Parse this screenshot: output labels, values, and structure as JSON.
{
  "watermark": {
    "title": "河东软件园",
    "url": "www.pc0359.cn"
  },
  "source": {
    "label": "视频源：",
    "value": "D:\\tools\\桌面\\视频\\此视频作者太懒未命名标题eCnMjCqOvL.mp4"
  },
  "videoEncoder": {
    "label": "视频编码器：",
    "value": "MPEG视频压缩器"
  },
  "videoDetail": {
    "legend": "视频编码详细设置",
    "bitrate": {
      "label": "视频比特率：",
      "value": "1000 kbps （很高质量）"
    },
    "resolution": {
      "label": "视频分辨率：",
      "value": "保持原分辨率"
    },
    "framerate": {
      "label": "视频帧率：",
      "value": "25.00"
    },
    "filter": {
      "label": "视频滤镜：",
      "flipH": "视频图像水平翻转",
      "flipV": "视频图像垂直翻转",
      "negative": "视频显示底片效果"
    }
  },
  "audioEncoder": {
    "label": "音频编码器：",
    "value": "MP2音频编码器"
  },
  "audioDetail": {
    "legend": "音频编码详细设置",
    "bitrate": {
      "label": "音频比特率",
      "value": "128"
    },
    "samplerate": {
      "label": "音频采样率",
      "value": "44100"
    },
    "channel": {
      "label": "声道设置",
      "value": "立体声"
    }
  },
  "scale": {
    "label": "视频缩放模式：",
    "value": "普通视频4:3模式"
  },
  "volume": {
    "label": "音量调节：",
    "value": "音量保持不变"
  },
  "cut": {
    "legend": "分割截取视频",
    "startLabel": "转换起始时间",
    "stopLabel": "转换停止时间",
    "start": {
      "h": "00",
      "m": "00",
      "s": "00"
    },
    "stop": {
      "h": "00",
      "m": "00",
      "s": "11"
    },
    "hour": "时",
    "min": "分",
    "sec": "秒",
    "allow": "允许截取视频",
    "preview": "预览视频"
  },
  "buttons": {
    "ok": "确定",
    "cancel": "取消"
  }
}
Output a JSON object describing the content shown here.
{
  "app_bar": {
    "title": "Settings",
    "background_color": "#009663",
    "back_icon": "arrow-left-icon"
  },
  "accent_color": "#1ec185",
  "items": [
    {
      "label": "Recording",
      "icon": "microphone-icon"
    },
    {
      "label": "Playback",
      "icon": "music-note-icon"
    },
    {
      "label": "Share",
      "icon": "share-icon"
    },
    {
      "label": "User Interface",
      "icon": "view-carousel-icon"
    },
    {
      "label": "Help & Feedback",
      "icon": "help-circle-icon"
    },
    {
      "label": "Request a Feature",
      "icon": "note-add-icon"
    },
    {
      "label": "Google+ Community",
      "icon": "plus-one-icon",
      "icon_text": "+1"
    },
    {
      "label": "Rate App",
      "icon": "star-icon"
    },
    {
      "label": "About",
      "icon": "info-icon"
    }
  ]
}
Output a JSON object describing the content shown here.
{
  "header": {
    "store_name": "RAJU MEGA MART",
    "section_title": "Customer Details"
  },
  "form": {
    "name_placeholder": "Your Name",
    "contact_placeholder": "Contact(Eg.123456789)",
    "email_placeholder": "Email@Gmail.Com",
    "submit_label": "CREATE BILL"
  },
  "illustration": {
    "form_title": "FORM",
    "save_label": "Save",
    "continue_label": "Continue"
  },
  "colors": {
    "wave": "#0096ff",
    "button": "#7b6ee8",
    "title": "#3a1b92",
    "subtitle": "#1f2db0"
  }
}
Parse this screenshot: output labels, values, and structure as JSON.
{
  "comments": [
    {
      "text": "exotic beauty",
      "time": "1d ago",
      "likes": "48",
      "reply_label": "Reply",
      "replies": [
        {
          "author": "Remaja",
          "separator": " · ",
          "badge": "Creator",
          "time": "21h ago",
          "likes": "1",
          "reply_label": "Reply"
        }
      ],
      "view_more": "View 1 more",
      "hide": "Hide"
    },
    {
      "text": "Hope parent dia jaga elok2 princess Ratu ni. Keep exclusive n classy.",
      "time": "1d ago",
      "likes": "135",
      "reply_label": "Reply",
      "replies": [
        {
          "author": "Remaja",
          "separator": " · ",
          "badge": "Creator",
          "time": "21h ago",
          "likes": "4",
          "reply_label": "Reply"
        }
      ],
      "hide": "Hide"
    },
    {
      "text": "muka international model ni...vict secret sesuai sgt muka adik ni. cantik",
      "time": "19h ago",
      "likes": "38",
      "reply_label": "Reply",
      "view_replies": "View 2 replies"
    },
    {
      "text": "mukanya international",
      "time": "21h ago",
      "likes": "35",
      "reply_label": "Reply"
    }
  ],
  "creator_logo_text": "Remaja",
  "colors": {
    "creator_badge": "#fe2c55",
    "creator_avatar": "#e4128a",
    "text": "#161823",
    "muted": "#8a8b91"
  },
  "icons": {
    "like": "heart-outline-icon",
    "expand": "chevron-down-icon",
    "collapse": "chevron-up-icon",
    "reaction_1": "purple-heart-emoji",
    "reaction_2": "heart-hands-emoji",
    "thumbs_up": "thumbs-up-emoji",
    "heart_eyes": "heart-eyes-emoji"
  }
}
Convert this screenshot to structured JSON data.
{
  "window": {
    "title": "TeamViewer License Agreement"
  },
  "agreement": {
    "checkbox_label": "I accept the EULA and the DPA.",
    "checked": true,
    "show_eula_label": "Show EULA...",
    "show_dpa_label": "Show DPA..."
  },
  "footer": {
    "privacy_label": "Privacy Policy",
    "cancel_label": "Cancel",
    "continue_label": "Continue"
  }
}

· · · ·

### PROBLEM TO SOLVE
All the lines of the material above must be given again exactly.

### SOLUTION TO THE PROBLEM
Parse this screenshot: output labels, values, and structure as JSON.
{
  "watermark": {
    "title": "河东软件园",
    "url": "www.pc0359.cn"
  },
  "source": {
    "label": "视频源：",
    "value": "D:\\tools\\桌面\\视频\\此视频作者太懒未命名标题eCnMjCqOvL.mp4"
  },
  "videoEncoder": {
    "label": "视频编码器：",
    "value": "MPEG视频压缩器"
  },
  "videoDetail": {
    "legend": "视频编码详细设置",
    "bitrate": {
      "label": "视频比特率：",
      "value": "1000 kbps （很高质量）"
    },
    "resolution": {
      "label": "视频分辨率：",
      "value": "保持原分辨率"
    },
    "framerate": {
      "label": "视频帧率：",
      "value": "25.00"
    },
    "filter": {
      "label": "视频滤镜：",
      "flipH": "视频图像水平翻转",
      "flipV": "视频图像垂直翻转",
      "negative": "视频显示底片效果"
    }
  },
  "audioEncoder": {
    "label": "音频编码器：",
    "value": "MP2音频编码器"
  },
  "audioDetail": {
    "legend": "音频编码详细设置",
    "bitrate": {
      "label": "音频比特率",
      "value": "128"
    },
    "samplerate": {
      "label": "音频采样率",
      "value": "44100"
    },
    "channel": {
      "label": "声道设置",
      "value": "立体声"
    }
  },
  "scale": {
    "label": "视频缩放模式：",
    "value": "普通视频4:3模式"
  },
  "volume": {
    "label": "音量调节：",
    "value": "音量保持不变"
  },
  "cut": {
    "legend": "分割截取视频",
    "startLabel": "转换起始时间",
    "stopLabel": "转换停止时间",
    "start": {
      "h": "00",
      "m": "00",
      "s": "00"
    },
    "stop": {
      "h": "00",
      "m": "00",
      "s": "11"
    },
    "hour": "时",
    "min": "分",
    "sec": "秒",
    "allow": "允许截取视频",
    "preview": "预览视频"
  },
  "buttons": {
    "ok": "确定",
    "cancel": "取消"
  }
}
Output a JSON object describing the content shown here.
{
  "app_bar": {
    "title": "Settings",
    "background_color": "#009663",
    "back_icon": "arrow-left-icon"
  },
  "accent_color": "#1ec185",
  "items": [
    {
      "label": "Recording",
      "icon": "microphone-icon"
    },
    {
      "label": "Playback",
      "icon": "music-note-icon"
    },
    {
      "label": "Share",
      "icon": "share-icon"
    },
    {
      "label": "User Interface",
      "icon": "view-carousel-icon"
    },
    {
      "label": "Help & Feedback",
      "icon": "help-circle-icon"
    },
    {
      "label": "Request a Feature",
      "icon": "note-add-icon"
    },
    {
      "label": "Google+ Community",
      "icon": "plus-one-icon",
      "icon_text": "+1"
    },
    {
      "label": "Rate App",
      "icon": "star-icon"
    },
    {
      "label": "About",
      "icon": "info-icon"
    }
  ]
}
Output a JSON object describing the content shown here.
{
  "header": {
    "store_name": "RAJU MEGA MART",
    "section_title": "Customer Details"
  },
  "form": {
    "name_placeholder": "Your Name",
    "contact_placeholder": "Contact(Eg.123456789)",
    "email_placeholder": "Email@Gmail.Com",
    "submit_label": "CREATE BILL"
  },
  "illustration": {
    "form_title": "FORM",
    "save_label": "Save",
    "continue_label": "Continue"
  },
  "colors": {
    "wave": "#0096ff",
    "button": "#7b6ee8",
    "title": "#3a1b92",
    "subtitle": "#1f2db0"
  }
}
Parse this screenshot: output labels, values, and structure as JSON.
{
  "comments": [
    {
      "text": "exotic beauty",
      "time": "1d ago",
      "likes": "48",
      "reply_label": "Reply",
      "replies": [
        {
          "author": "Remaja",
          "separator": " · ",
          "badge": "Creator",
          "time": "21h ago",
          "likes": "1",
          "reply_label": "Reply"
        }
      ],
      "view_more": "View 1 more",
      "hide": "Hide"
    },
    {
      "text": "Hope parent dia jaga elok2 princess Ratu ni. Keep exclusive n classy.",
      "time": "1d ago",
      "likes": "135",
      "reply_label": "Reply",
      "replies": [
        {
          "author": "Remaja",
          "separator": " · ",
          "badge": "Creator",
          "time": "21h ago",
          "likes": "4",
          "reply_label": "Reply"
        }
      ],
      "hide": "Hide"
    },
    {
      "text": "muka international model ni...vict secret sesuai sgt muka adik ni. cantik",
      "time": "19h ago",
      "likes": "38",
      "reply_label": "Reply",
      "view_replies": "View 2 replies"
    },
    {
      "text": "mukanya international",
      "time": "21h ago",
      "likes": "35",
      "reply_label": "Reply"
    }
  ],
  "creator_logo_text": "Remaja",
  "colors": {
    "creator_badge": "#fe2c55",
    "creator_avatar": "#e4128a",
    "text": "#161823",
    "muted": "#8a8b91"
  },
  "icons": {
    "like": "heart-outline-icon",
    "expand": "chevron-down-icon",
    "collapse": "chevron-up-icon",
    "reaction_1": "purple-heart-emoji",
    "reaction_2": "heart-hands-emoji",
    "thumbs_up": "thumbs-up-emoji",
    "heart_eyes": "heart-eyes-emoji"
  }
}
Convert this screenshot to structured JSON data.
{
  "window": {
    "title": "TeamViewer License Agreement"
  },
  "agreement": {
    "checkbox_label": "I accept the EULA and the DPA.",
    "checked": true,
    "show_eula_label": "Show EULA...",
    "show_dpa_label": "Show DPA..."
  },
  "footer": {
    "privacy_label": "Privacy Policy",
    "cancel_label": "Cancel",
    "continue_label": "Continue"
  }
}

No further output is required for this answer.